What to produce -
Write the listing out once more, identical to the original but without pictures.

Provided data -
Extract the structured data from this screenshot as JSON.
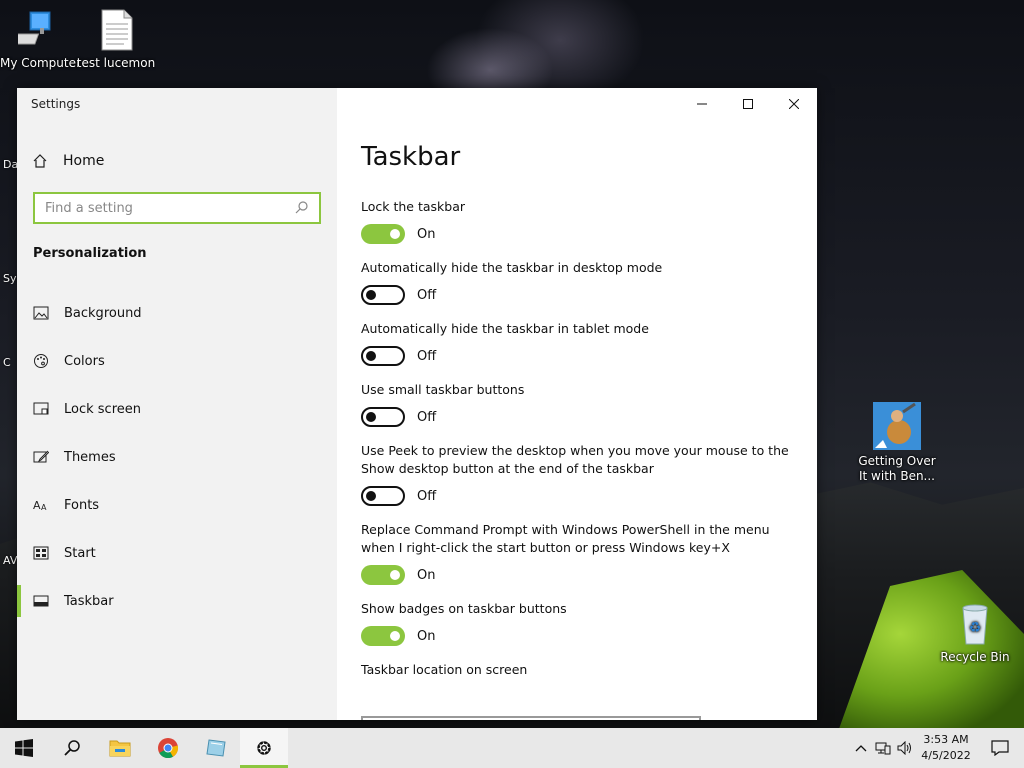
{
  "desktop": {
    "icons": [
      {
        "label": "My Computer"
      },
      {
        "label": "test lucemon"
      },
      {
        "label": "Getting Over It with Ben..."
      },
      {
        "label": "Recycle Bin"
      }
    ],
    "edge_labels": [
      "Da",
      "Sys",
      "C",
      "AV"
    ]
  },
  "window": {
    "title": "Settings",
    "nav": {
      "home_label": "Home",
      "search_placeholder": "Find a setting",
      "section": "Personalization",
      "items": [
        {
          "label": "Background",
          "icon": "image-icon"
        },
        {
          "label": "Colors",
          "icon": "palette-icon"
        },
        {
          "label": "Lock screen",
          "icon": "lock-screen-icon"
        },
        {
          "label": "Themes",
          "icon": "brush-icon"
        },
        {
          "label": "Fonts",
          "icon": "fonts-icon"
        },
        {
          "label": "Start",
          "icon": "start-icon"
        },
        {
          "label": "Taskbar",
          "icon": "taskbar-icon",
          "active": true
        }
      ]
    },
    "content": {
      "title": "Taskbar",
      "settings": [
        {
          "label": "Lock the taskbar",
          "state": "On"
        },
        {
          "label": "Automatically hide the taskbar in desktop mode",
          "state": "Off"
        },
        {
          "label": "Automatically hide the taskbar in tablet mode",
          "state": "Off"
        },
        {
          "label": "Use small taskbar buttons",
          "state": "Off"
        },
        {
          "label": "Use Peek to preview the desktop when you move your mouse to the Show desktop button at the end of the taskbar",
          "state": "Off"
        },
        {
          "label": "Replace Command Prompt with Windows PowerShell in the menu when I right-click the start button or press Windows key+X",
          "state": "On"
        },
        {
          "label": "Show badges on taskbar buttons",
          "state": "On"
        }
      ],
      "next_label": "Taskbar location on screen"
    },
    "accent": "#8cc63f"
  },
  "taskbar": {
    "time": "3:53 AM",
    "date": "4/5/2022"
  }
}
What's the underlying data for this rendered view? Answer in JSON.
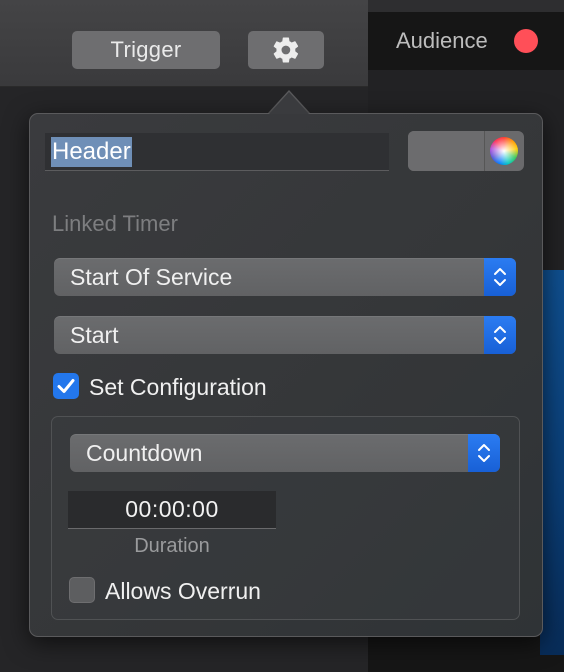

Expected answer -
Extract the structured data from this screenshot as JSON.
{
  "desktop": {
    "icons": [
      {
        "label": "My Computer"
      },
      {
        "label": "test lucemon"
      },
      {
        "label": "Getting Over It with Ben..."
      },
      {
        "label": "Recycle Bin"
      }
    ],
    "edge_labels": [
      "Da",
      "Sys",
      "C",
      "AV"
    ]
  },
  "window": {
    "title": "Settings",
    "nav": {
      "home_label": "Home",
      "search_placeholder": "Find a setting",
      "section": "Personalization",
      "items": [
        {
          "label": "Background",
          "icon": "image-icon"
        },
        {
          "label": "Colors",
          "icon": "palette-icon"
        },
        {
          "label": "Lock screen",
          "icon": "lock-screen-icon"
        },
        {
          "label": "Themes",
          "icon": "brush-icon"
        },
        {
          "label": "Fonts",
          "icon": "fonts-icon"
        },
        {
          "label": "Start",
          "icon": "start-icon"
        },
        {
          "label": "Taskbar",
          "icon": "taskbar-icon",
          "active": true
        }
      ]
    },
    "content": {
      "title": "Taskbar",
      "settings": [
        {
          "label": "Lock the taskbar",
          "state": "On"
        },
        {
          "label": "Automatically hide the taskbar in desktop mode",
          "state": "Off"
        },
        {
          "label": "Automatically hide the taskbar in tablet mode",
          "state": "Off"
        },
        {
          "label": "Use small taskbar buttons",
          "state": "Off"
        },
        {
          "label": "Use Peek to preview the desktop when you move your mouse to the Show desktop button at the end of the taskbar",
          "state": "Off"
        },
        {
          "label": "Replace Command Prompt with Windows PowerShell in the menu when I right-click the start button or press Windows key+X",
          "state": "On"
        },
        {
          "label": "Show badges on taskbar buttons",
          "state": "On"
        }
      ],
      "next_label": "Taskbar location on screen"
    },
    "accent": "#8cc63f"
  },
  "taskbar": {
    "time": "3:53 AM",
    "date": "4/5/2022"
  }
}
What's the underlying data for this rendered view? Answer in JSON.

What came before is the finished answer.